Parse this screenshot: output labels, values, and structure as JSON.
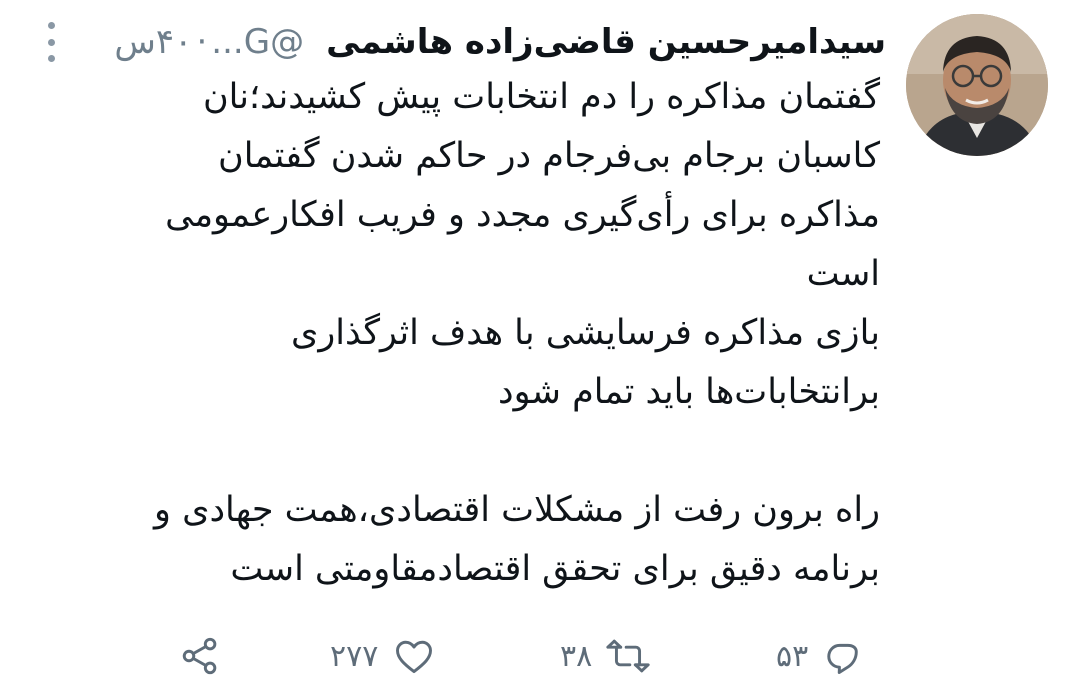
{
  "tweet": {
    "author_name": "سیدامیرحسین قاضی‌زاده هاشمی",
    "handle": "@G...",
    "separator": "·",
    "time": "۴۰س",
    "body_lines": [
      "گفتمان مذاکره را دم انتخابات پیش کشیدند؛نان",
      "کاسبان برجام بی‌فرجام در حاکم شدن گفتمان",
      "مذاکره برای رأی‌گیری مجدد و فریب افکارعمومی",
      "است",
      "بازی مذاکره فرسایشی با هدف اثرگذاری",
      "برانتخابات‌ها باید تمام شود",
      "",
      "راه برون رفت از مشکلات اقتصادی،همت جهادی و",
      "برنامه دقیق برای تحقق اقتصادمقاومتی است"
    ]
  },
  "actions": {
    "reply_count": "۵۳",
    "retweet_count": "۳۸",
    "like_count": "۲۷۷",
    "reply_icon": "reply-icon",
    "retweet_icon": "retweet-icon",
    "like_icon": "heart-icon",
    "share_icon": "share-icon"
  },
  "colors": {
    "text": "#0f1419",
    "muted": "#5e6c79",
    "background": "#ffffff"
  }
}
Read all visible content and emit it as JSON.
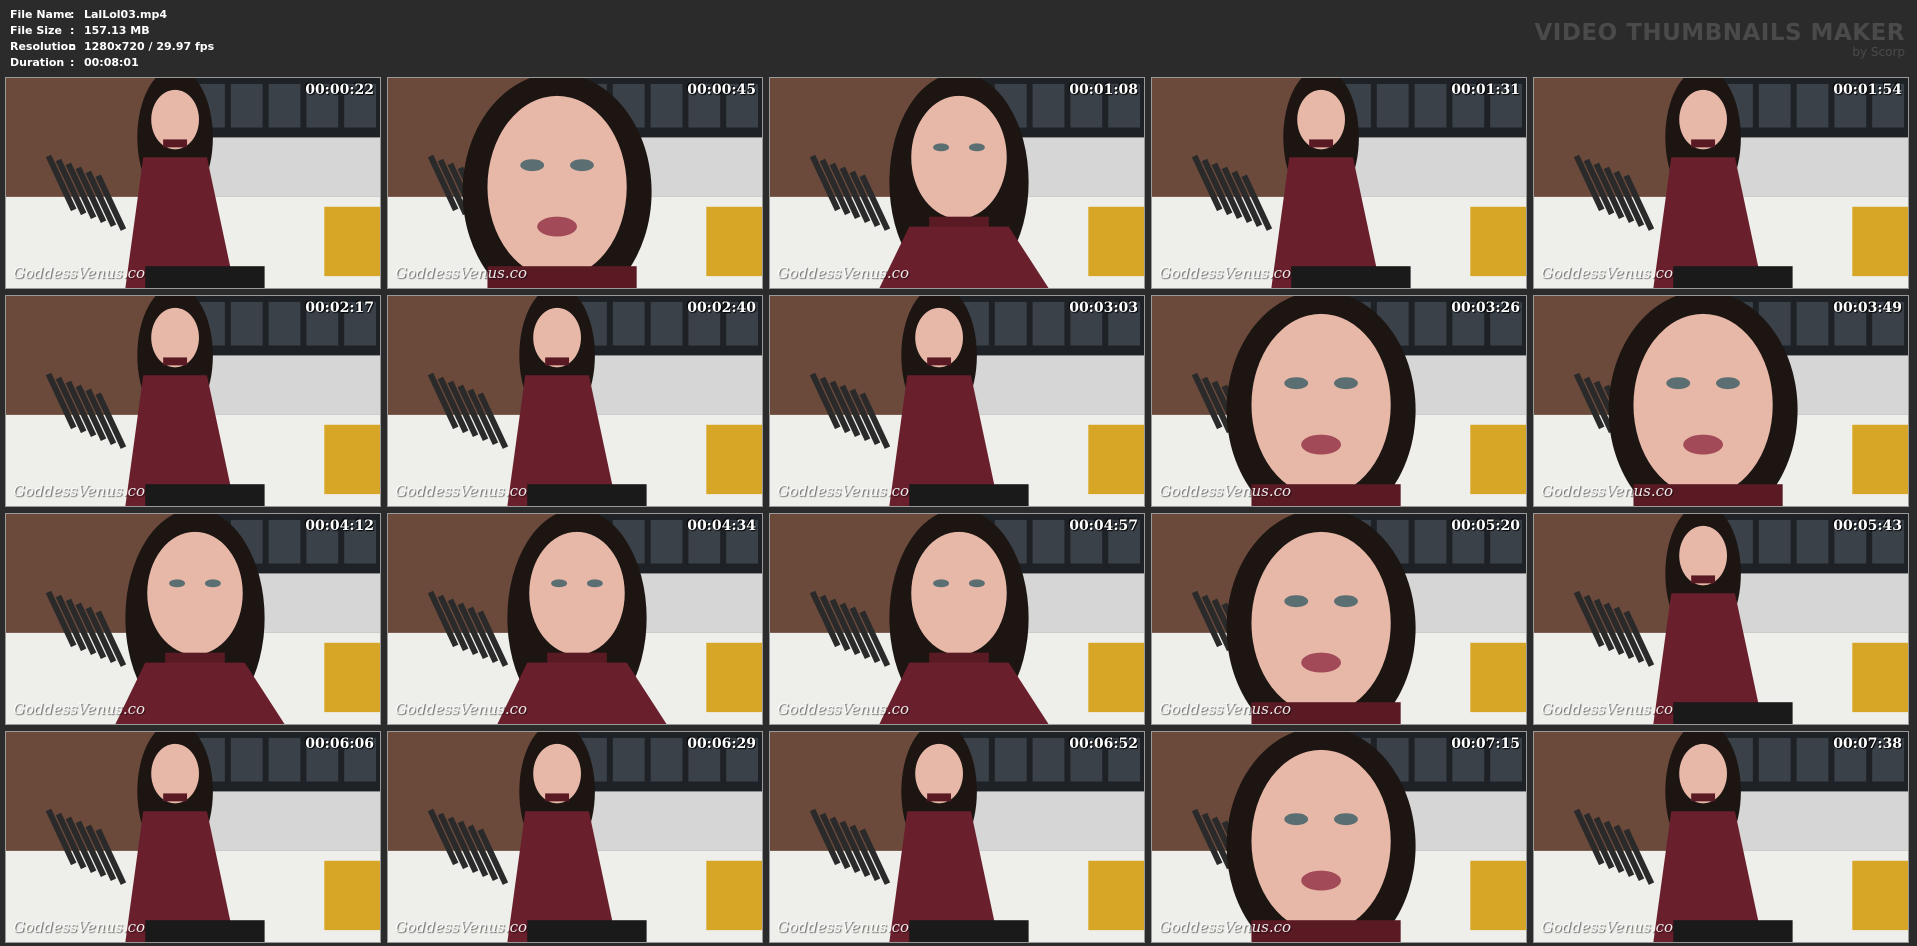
{
  "info": {
    "rows": [
      {
        "key": "File Name",
        "sep": ":",
        "value": "LalLol03.mp4"
      },
      {
        "key": "File Size",
        "sep": ":",
        "value": "157.13 MB"
      },
      {
        "key": "Resolution",
        "sep": ":",
        "value": "1280x720 / 29.97 fps"
      },
      {
        "key": "Duration",
        "sep": ":",
        "value": "00:08:01"
      }
    ]
  },
  "brand": {
    "title": "VIDEO THUMBNAILS MAKER",
    "subtitle": "by Scorp"
  },
  "watermark": "GoddessVenus.co",
  "thumbnails": [
    {
      "time": "00:00:22",
      "shot": "wide"
    },
    {
      "time": "00:00:45",
      "shot": "close"
    },
    {
      "time": "00:01:08",
      "shot": "medium"
    },
    {
      "time": "00:01:31",
      "shot": "wide"
    },
    {
      "time": "00:01:54",
      "shot": "wide"
    },
    {
      "time": "00:02:17",
      "shot": "wide"
    },
    {
      "time": "00:02:40",
      "shot": "wide"
    },
    {
      "time": "00:03:03",
      "shot": "wide"
    },
    {
      "time": "00:03:26",
      "shot": "close"
    },
    {
      "time": "00:03:49",
      "shot": "close"
    },
    {
      "time": "00:04:12",
      "shot": "medium"
    },
    {
      "time": "00:04:34",
      "shot": "medium"
    },
    {
      "time": "00:04:57",
      "shot": "medium"
    },
    {
      "time": "00:05:20",
      "shot": "close"
    },
    {
      "time": "00:05:43",
      "shot": "wide"
    },
    {
      "time": "00:06:06",
      "shot": "wide"
    },
    {
      "time": "00:06:29",
      "shot": "wide"
    },
    {
      "time": "00:06:52",
      "shot": "wide"
    },
    {
      "time": "00:07:15",
      "shot": "close"
    },
    {
      "time": "00:07:38",
      "shot": "wide"
    }
  ]
}
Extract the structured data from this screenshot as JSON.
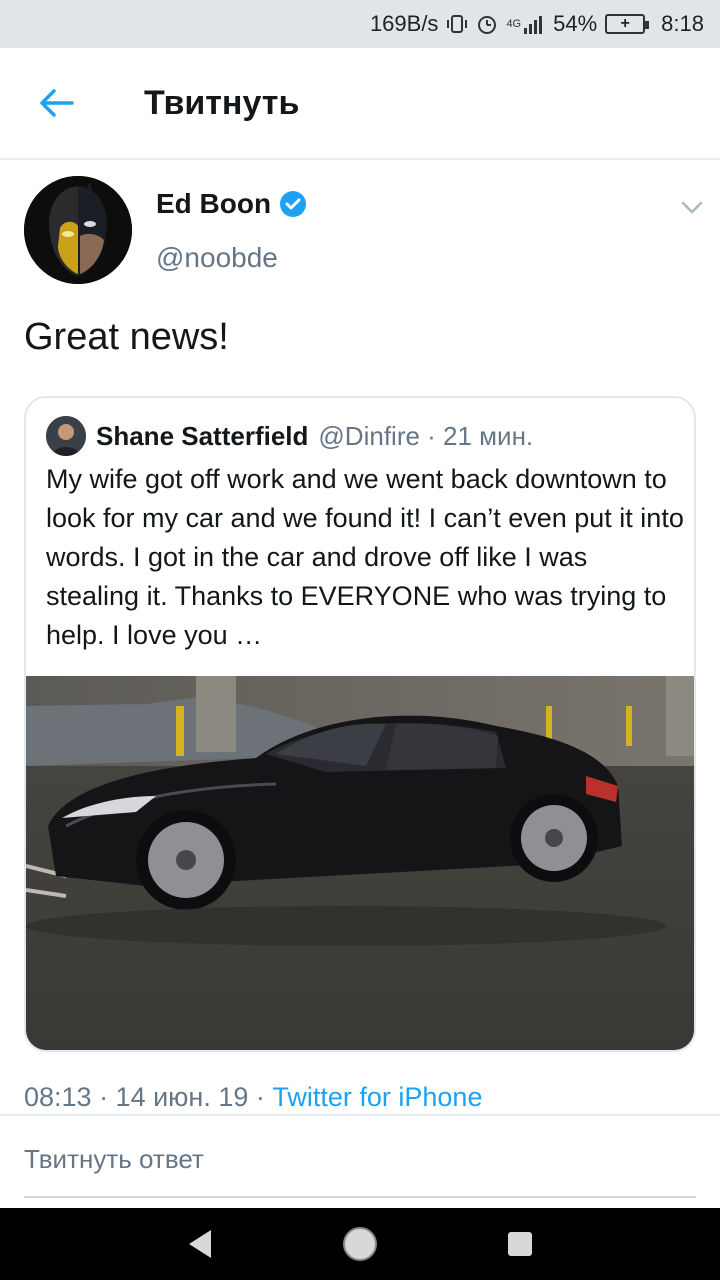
{
  "status_bar": {
    "net_speed": "169B/s",
    "network": "4G",
    "battery": "54%",
    "time": "8:18"
  },
  "app_bar": {
    "title": "Твитнуть"
  },
  "tweet": {
    "author_name": "Ed Boon",
    "author_handle": "@noobde",
    "text": "Great news!",
    "timestamp": "08:13 · 14 июн. 19 · ",
    "source": "Twitter for iPhone"
  },
  "quoted_tweet": {
    "author_name": "Shane Satterfield",
    "meta": "@Dinfire · 21 мин.",
    "text": "My wife got off work and we went back downtown to look for my car and we found it! I can’t even put it into words. I got in the car and drove off like I was stealing it. Thanks to EVERYONE who was trying to help. I love you …"
  },
  "reply": {
    "placeholder": "Твитнуть ответ"
  },
  "colors": {
    "accent": "#1da1f2",
    "secondary_text": "#657786"
  }
}
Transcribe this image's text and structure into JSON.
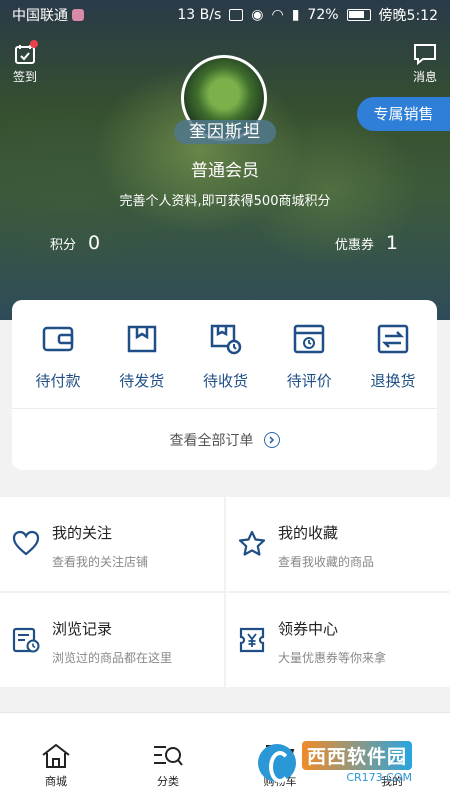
{
  "status_bar": {
    "carrier": "中国联通",
    "speed": "13 B/s",
    "battery": "72%",
    "time": "傍晚5:12"
  },
  "header": {
    "checkin_label": "签到",
    "messages_label": "消息",
    "username": "奎因斯坦",
    "member_level": "普通会员",
    "profile_hint": "完善个人资料,即可获得500商城积分",
    "points_label": "积分",
    "points_value": "0",
    "coupons_label": "优惠券",
    "coupons_value": "1",
    "vip_sales_button": "专属销售"
  },
  "orders": {
    "items": [
      {
        "label": "待付款",
        "icon": "wallet-icon"
      },
      {
        "label": "待发货",
        "icon": "box-icon"
      },
      {
        "label": "待收货",
        "icon": "delivery-icon"
      },
      {
        "label": "待评价",
        "icon": "review-icon"
      },
      {
        "label": "退换货",
        "icon": "exchange-icon"
      }
    ],
    "view_all": "查看全部订单"
  },
  "features": [
    {
      "title": "我的关注",
      "subtitle": "查看我的关注店铺",
      "icon": "heart-icon"
    },
    {
      "title": "我的收藏",
      "subtitle": "查看我收藏的商品",
      "icon": "star-icon"
    },
    {
      "title": "浏览记录",
      "subtitle": "浏览过的商品都在这里",
      "icon": "history-icon"
    },
    {
      "title": "领券中心",
      "subtitle": "大量优惠券等你来拿",
      "icon": "coupon-icon"
    }
  ],
  "tabbar": {
    "items": [
      {
        "label": "商城",
        "icon": "home-icon"
      },
      {
        "label": "分类",
        "icon": "category-search-icon"
      },
      {
        "label": "购物车",
        "icon": "cart-icon"
      },
      {
        "label": "我的",
        "icon": "user-icon"
      }
    ]
  },
  "watermark": {
    "brand": "西西软件园",
    "domain": "CR173.COM"
  },
  "colors": {
    "primary_blue": "#1f4f86",
    "vip_button": "#2f7fd9",
    "badge_red": "#e8414c"
  }
}
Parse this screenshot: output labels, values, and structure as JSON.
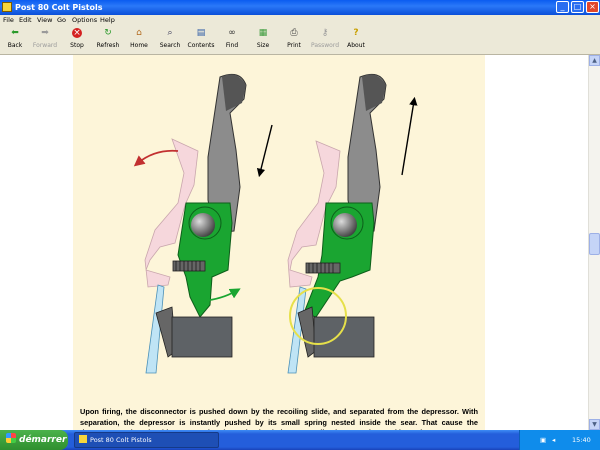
{
  "window": {
    "title": "Post 80 Colt Pistols"
  },
  "menu": [
    "File",
    "Edit",
    "View",
    "Go",
    "Options",
    "Help"
  ],
  "toolbar": [
    {
      "label": "Back",
      "icon": "back-arrow-icon",
      "enabled": true
    },
    {
      "label": "Forward",
      "icon": "forward-arrow-icon",
      "enabled": false
    },
    {
      "label": "Stop",
      "icon": "stop-icon",
      "enabled": true
    },
    {
      "label": "Refresh",
      "icon": "refresh-icon",
      "enabled": true
    },
    {
      "label": "Home",
      "icon": "home-icon",
      "enabled": true
    },
    {
      "label": "Search",
      "icon": "search-icon",
      "enabled": true
    },
    {
      "label": "Contents",
      "icon": "contents-icon",
      "enabled": true
    },
    {
      "label": "Find",
      "icon": "binoculars-icon",
      "enabled": true
    },
    {
      "label": "Size",
      "icon": "size-icon",
      "enabled": true
    },
    {
      "label": "Print",
      "icon": "printer-icon",
      "enabled": true
    },
    {
      "label": "Password",
      "icon": "key-icon",
      "enabled": false
    },
    {
      "label": "About",
      "icon": "about-icon",
      "enabled": true
    }
  ],
  "content": {
    "paragraph": "Upon firing, the disconnector is pushed down by the recoiling slide, and separated from the depressor. With separation, the depressor is instantly pushed by its small spring nested inside the sear. That cause the depressor's other shoulder, opposed to the spring loaded one, to strike the sear's leg, and keep the"
  },
  "taskbar": {
    "start_label": "démarrer",
    "task_label": "Post 80 Colt Pistols",
    "language": "FR",
    "clock": "15:40"
  },
  "colors": {
    "page_background": "#fdf5d9",
    "part_green": "#1aa531",
    "part_gray": "#777777",
    "arrow_red": "#c23030",
    "highlight_circle": "#e6e04a"
  }
}
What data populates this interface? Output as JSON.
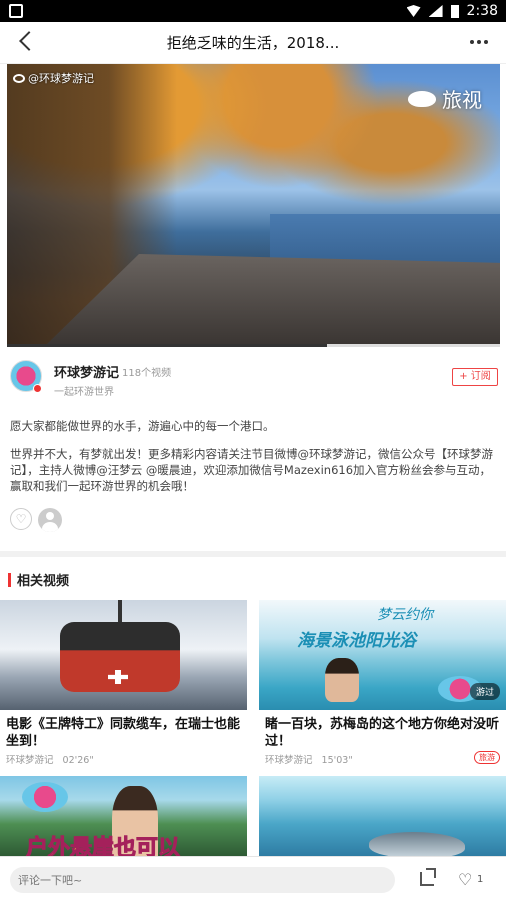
{
  "status_bar": {
    "time": "2:38"
  },
  "navbar": {
    "title": "拒绝乏味的生活，2018..."
  },
  "video": {
    "watermark_left": "@环球梦游记",
    "watermark_right": "旅视",
    "progress_fraction": 0.65
  },
  "channel": {
    "name": "环球梦游记",
    "video_count": "118个视频",
    "slogan": "一起环游世界",
    "subscribe_label": "+ 订阅"
  },
  "description": {
    "line1": "愿大家都能做世界的水手，游遍心中的每一个港口。",
    "line2": "世界并不大，有梦就出发！更多精彩内容请关注节目微博@环球梦游记，微信公众号【环球梦游记】，主持人微博@汪梦云 @暖晨迪，欢迎添加微信号Mazexin616加入官方粉丝会参与互动，赢取和我们一起环游世界的机会哦！"
  },
  "related": {
    "title": "相关视频",
    "items": [
      {
        "title": "电影《王牌特工》同款缆车，在瑞士也能坐到！",
        "source": "环球梦游记",
        "duration": "02'26\""
      },
      {
        "title": "睹一百块，苏梅岛的这个地方你绝对没听过！",
        "source": "环球梦游记",
        "duration": "15'03\"",
        "tag": "旅游",
        "thumb_text_top": "梦云约你",
        "thumb_text": "海景泳池阳光浴",
        "thumb_source": "游过"
      },
      {
        "thumb_text": "户外悬崖也可以"
      },
      {}
    ]
  },
  "bottom_bar": {
    "comment_placeholder": "评论一下吧~",
    "like_count": "1"
  },
  "colors": {
    "accent": "#e33333"
  }
}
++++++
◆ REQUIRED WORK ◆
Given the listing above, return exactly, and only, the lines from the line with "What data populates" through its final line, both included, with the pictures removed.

◆ COMPLETED TASK ◆
What data populates this interface? Output as JSON.
{
  "status_bar": {
    "time": "2:38"
  },
  "navbar": {
    "title": "拒绝乏味的生活，2018..."
  },
  "video": {
    "watermark_left": "@环球梦游记",
    "watermark_right": "旅视",
    "progress_fraction": 0.65
  },
  "channel": {
    "name": "环球梦游记",
    "video_count": "118个视频",
    "slogan": "一起环游世界",
    "subscribe_label": "+ 订阅"
  },
  "description": {
    "line1": "愿大家都能做世界的水手，游遍心中的每一个港口。",
    "line2": "世界并不大，有梦就出发！更多精彩内容请关注节目微博@环球梦游记，微信公众号【环球梦游记】，主持人微博@汪梦云 @暖晨迪，欢迎添加微信号Mazexin616加入官方粉丝会参与互动，赢取和我们一起环游世界的机会哦！"
  },
  "related": {
    "title": "相关视频",
    "items": [
      {
        "title": "电影《王牌特工》同款缆车，在瑞士也能坐到！",
        "source": "环球梦游记",
        "duration": "02'26\""
      },
      {
        "title": "睹一百块，苏梅岛的这个地方你绝对没听过！",
        "source": "环球梦游记",
        "duration": "15'03\"",
        "tag": "旅游",
        "thumb_text_top": "梦云约你",
        "thumb_text": "海景泳池阳光浴",
        "thumb_source": "游过"
      },
      {
        "thumb_text": "户外悬崖也可以"
      },
      {}
    ]
  },
  "bottom_bar": {
    "comment_placeholder": "评论一下吧~",
    "like_count": "1"
  },
  "colors": {
    "accent": "#e33333"
  }
}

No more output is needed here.